*REQUIREMENT*
Produce a faithful copy of the data, one that leaves out the pictures.

*DATA*
⟨
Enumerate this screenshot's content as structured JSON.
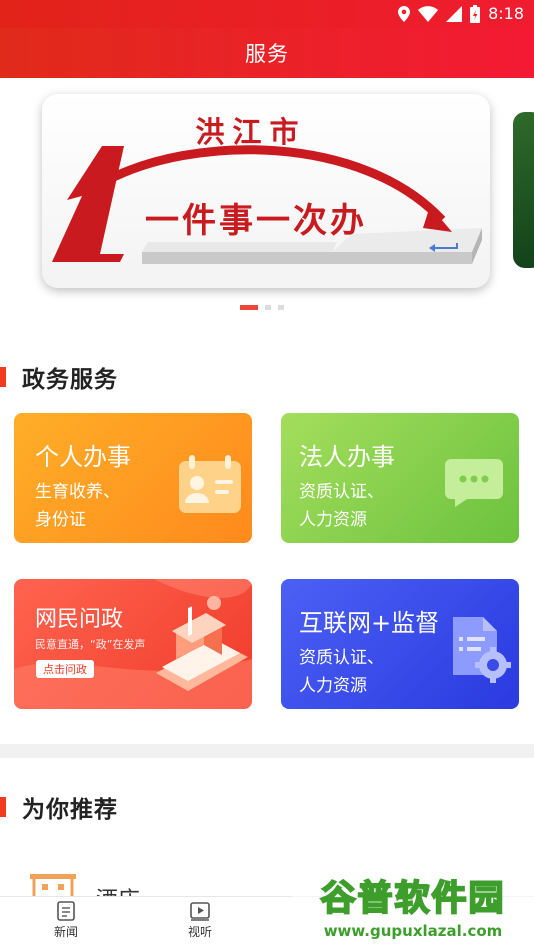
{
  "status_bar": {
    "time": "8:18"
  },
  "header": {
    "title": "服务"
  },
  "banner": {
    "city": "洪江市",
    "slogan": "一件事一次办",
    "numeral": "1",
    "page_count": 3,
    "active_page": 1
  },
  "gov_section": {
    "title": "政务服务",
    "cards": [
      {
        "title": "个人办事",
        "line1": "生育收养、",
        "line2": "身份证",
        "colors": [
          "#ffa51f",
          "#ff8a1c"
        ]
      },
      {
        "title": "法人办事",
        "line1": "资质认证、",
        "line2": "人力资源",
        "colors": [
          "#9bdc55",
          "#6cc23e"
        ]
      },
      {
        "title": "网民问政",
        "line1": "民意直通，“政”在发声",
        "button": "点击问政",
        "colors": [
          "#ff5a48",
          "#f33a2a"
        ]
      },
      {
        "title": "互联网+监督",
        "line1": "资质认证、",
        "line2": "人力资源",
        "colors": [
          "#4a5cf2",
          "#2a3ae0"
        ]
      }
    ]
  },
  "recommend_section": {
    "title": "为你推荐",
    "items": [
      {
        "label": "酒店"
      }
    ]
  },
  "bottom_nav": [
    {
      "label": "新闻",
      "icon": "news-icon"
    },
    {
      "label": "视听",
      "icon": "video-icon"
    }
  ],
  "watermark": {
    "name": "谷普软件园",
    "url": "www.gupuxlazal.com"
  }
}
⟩
*EXERCISE ANSWER*
Enumerate this screenshot's content as structured JSON.
{
  "status_bar": {
    "time": "8:18"
  },
  "header": {
    "title": "服务"
  },
  "banner": {
    "city": "洪江市",
    "slogan": "一件事一次办",
    "numeral": "1",
    "page_count": 3,
    "active_page": 1
  },
  "gov_section": {
    "title": "政务服务",
    "cards": [
      {
        "title": "个人办事",
        "line1": "生育收养、",
        "line2": "身份证",
        "colors": [
          "#ffa51f",
          "#ff8a1c"
        ]
      },
      {
        "title": "法人办事",
        "line1": "资质认证、",
        "line2": "人力资源",
        "colors": [
          "#9bdc55",
          "#6cc23e"
        ]
      },
      {
        "title": "网民问政",
        "line1": "民意直通，“政”在发声",
        "button": "点击问政",
        "colors": [
          "#ff5a48",
          "#f33a2a"
        ]
      },
      {
        "title": "互联网+监督",
        "line1": "资质认证、",
        "line2": "人力资源",
        "colors": [
          "#4a5cf2",
          "#2a3ae0"
        ]
      }
    ]
  },
  "recommend_section": {
    "title": "为你推荐",
    "items": [
      {
        "label": "酒店"
      }
    ]
  },
  "bottom_nav": [
    {
      "label": "新闻",
      "icon": "news-icon"
    },
    {
      "label": "视听",
      "icon": "video-icon"
    }
  ],
  "watermark": {
    "name": "谷普软件园",
    "url": "www.gupuxlazal.com"
  }
}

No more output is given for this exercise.